Her works are rooted in the idea of measurement, of systems that quantify human existence. Woodcraft’s doodling style stems from a process of automatic drawing, resulting in the articulation of the psyche through images and patterns that aren’t impeded by cognitive logic.
By contrast, her transcription works are highly technical interpretations of old masters’ paintings, exploiting Renaissance principles of divinity within geometry and perspective. Executed in graphite and coloured pencil on paper, Woodcraft’s precise and labour intensive process combines the hand-crafted with ideals of mechanical reproduction.
Woodcraft’s work has been exhibited throughout the UK, at museums and galleries such as Manchester Museum, Leicester City Gallery, Phoenix Arts Centre (Hastings), Melton Mowbray Library and Nottingham Castle Museum. She has also organised several conferences, including the WW2 Orpen Surgical Drawings, hosted by London's Royal College of Surgeons, and Structuring Anatomy into the Drawing Course.

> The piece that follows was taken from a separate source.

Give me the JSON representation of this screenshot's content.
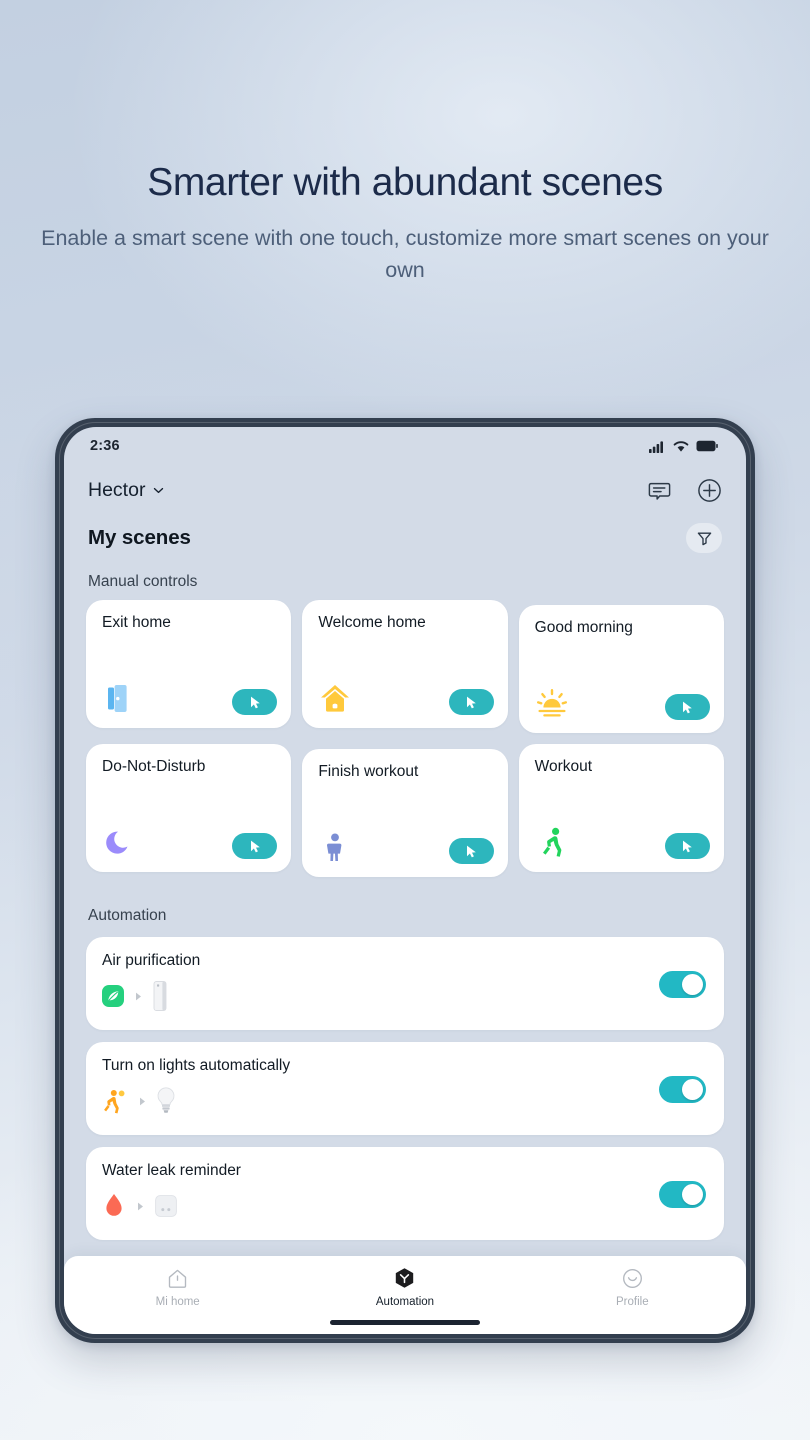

Woodcraft is the founder of ILEIC FILM, and has written and produced the documentaries Gatehouse and The Crossing.